UVic Engineering – 21st Century Vision
April 1, 2022 - April 2, 2022
11:30 am - 1:00 pm
The University of Victoria’s Department of Engineering is the 2nd largest Faculty at UVic with over 3,000 undergraduates and about 600 graduate students. To meet its growth needs for the future, the Department is undertaking a significant expansion project to expand the Engineering Computer Science Building and add a new High Bay Research and Structures Lab will showcase. To meet the growing demand for graduates from post-secondary engineering programs, UVic now got approved provincial funding to grow the program. UVic’s engineering buildings currently include the Engineering Office Wing, Engineering Lab Wing and Engineering Computer Science building. Existing space limitations had resulted in the faculty creating temporary lab spaces in buildings, trailers and Sea-Can containers across campus. Adding these new buildings, will enable UVic to consolidate these temporary facilities into new purpose-built facilities, and continue to provide a dynamic learning environment. In addition, co-locating all the engineering design studios and laboratories will facilitate greater student and faculty interactions and support interdisciplinary activities. Together, these buildings will embody the faculty’s vision to construct facilities that are at the forefront of green building design. A project vision has been developed as a tool for values-based decisions throughout the design process. The project vision is: “The Engineering and Computer Science Expansion will be a beacon of innovation, collaboration and learning for an adaptive and sustainable future.”

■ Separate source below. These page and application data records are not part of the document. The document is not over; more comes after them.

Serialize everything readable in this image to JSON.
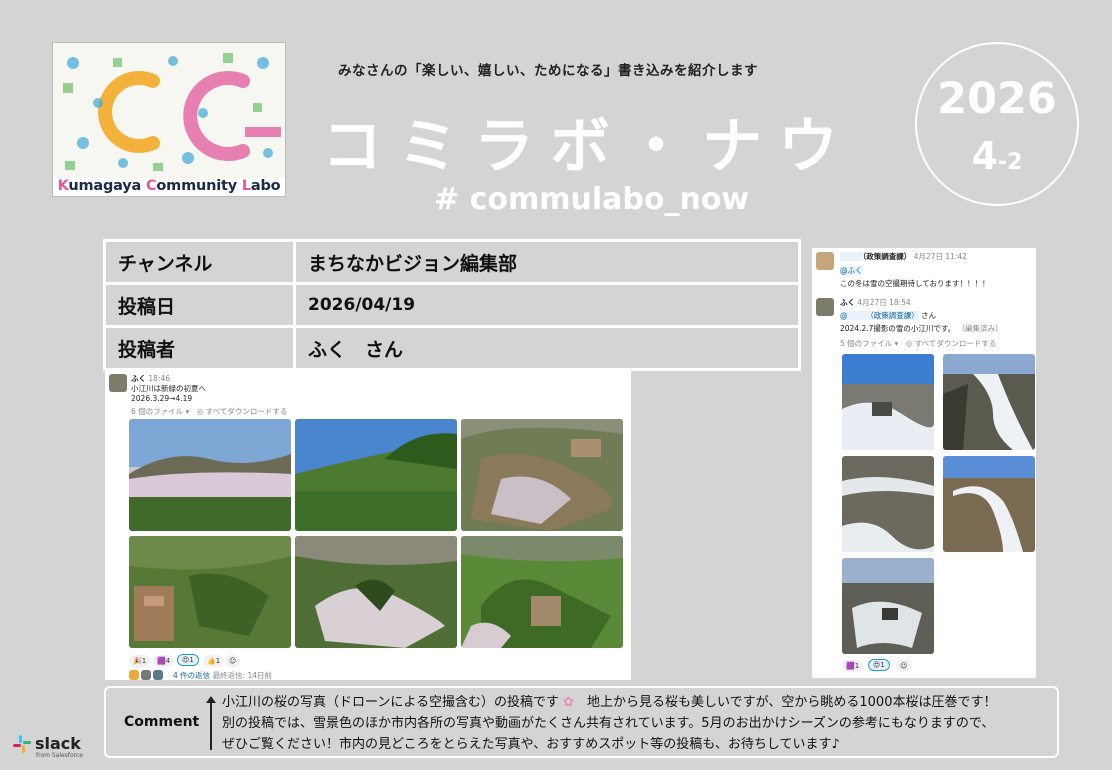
{
  "logo": {
    "k": "K",
    "umagaya": "umagaya ",
    "c": "C",
    "ommunity": "ommunity ",
    "l": "L",
    "abo": "abo"
  },
  "header": {
    "tagline": "みなさんの「楽しい、嬉しい、ためになる」書き込みを紹介します",
    "title": "コミラボ・ナウ",
    "hashtag": "# commulabo_now"
  },
  "date_badge": {
    "year": "2026",
    "month": "4",
    "issue": "-2"
  },
  "info": {
    "channel_label": "チャンネル",
    "channel_value": "まちなかビジョン編集部",
    "date_label": "投稿日",
    "date_value": "2026/04/19",
    "poster_label": "投稿者",
    "poster_value": "ふく　さん"
  },
  "main_post": {
    "author": "ふく",
    "time": "18:46",
    "line1": "小江川は新緑の初夏へ",
    "line2": "2026.3.29→4.19",
    "files": "6 個のファイル ▾",
    "download": "すべてダウンロードする",
    "reactions": [
      "1",
      "4",
      "1",
      "1"
    ],
    "thread_count": "4 件の返信",
    "thread_last": "最終返信: 14日前"
  },
  "side_post": {
    "author1": "（政策調査課）",
    "time1": "4月27日 11:42",
    "mention1": "@ふく",
    "msg1": "この冬は雪の空撮期待しております！！！！",
    "author2": "ふく",
    "time2": "4月27日 18:54",
    "mention2": "@　　　（政策調査課）",
    "mention2_suffix": "さん",
    "msg2": "2024.2.7撮影の雪の小江川です。",
    "edited": "（編集済み）",
    "files": "5 個のファイル ▾",
    "download": "すべてダウンロードする",
    "reactions": [
      "1",
      "1"
    ]
  },
  "comment": {
    "label": "Comment",
    "line1a": "小江川の桜の写真（ドローンによる空撮含む）の投稿です",
    "line1b": "地上から見る桜も美しいですが、空から眺める1000本桜は圧巻です！",
    "line2": "別の投稿では、雪景色のほか市内各所の写真や動画がたくさん共有されています。5月のお出かけシーズンの参考にもなりますので、",
    "line3": "ぜひご覧ください！市内の見どころをとらえた写真や、おすすめスポット等の投稿も、お待ちしています♪"
  },
  "footer": {
    "brand": "slack",
    "sub": "from Salesforce"
  }
}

Dean Hoorfar will outline the existing overall plans and objectives for the Faculty of Engineering and Computer Sciences as it goes forward.
Dr. Mina Hoorfar, Dean of Engineering and Computer Science, University of Victoria
BIO: On July 1st, 2021, Mina assumed the role of Dean of Engineering and Computer Science at UVic. She is an academic leader and engineer known for her inspired teaching, highly collaborative approach to research, and strong advocacy of equity, diversity and inclusion. At UBC Okanagan, she was recognized as a top researcher and educator in advanced thermofluidics, partnering with industry on high-impact research and real-life solutions where she was the head of UBC’s Advanced Thermo-Fluidic Laboratory, Hoorfar’s work has led to advancements in energy, health and the environment in areas such as: monitoring water quality to detect pathogens; enriching natural gas with hydrogen to reduce its carbon footprint, and developing wearable sensors to track disease.
With her highly effective and engaging approach, Hoorfar has consistently gained recognition for her teaching through numerous awards. She’s a trusted mentor to her students and has lived experience addressing issues related to equity, diversity and inclusion—having faced challenges herself, especially in the early years of her education. Hoorfar earned an undergraduate degree in mechanical engineering at the University of Tehran, then moved to Canada in 1998 to pursue a Master’s and Ph.D. at the University of Toronto. She has collaborated and worked at research labs around the world, including Harvard, MIT, Stanford and UC Berkeley. In 2020, Hoofar became President of the Canadian Society for Mechanical Engineering (CSME), where she is also a fellow. Over the years, Hoorfar’s work has been recognized with many awards. A few of these include the CSME Emerging Technologies Medal (2021); BCBusiness, BC’s Most Influential Women (2018); the President’s Teaching Award of Excellence from Engineers and Geoscientists BC (2017); and UBC’s Researcher of the Year (2016).
Venue: Zoom Meeting
A unique Zoom meeting link will be sent to you by email after your registration.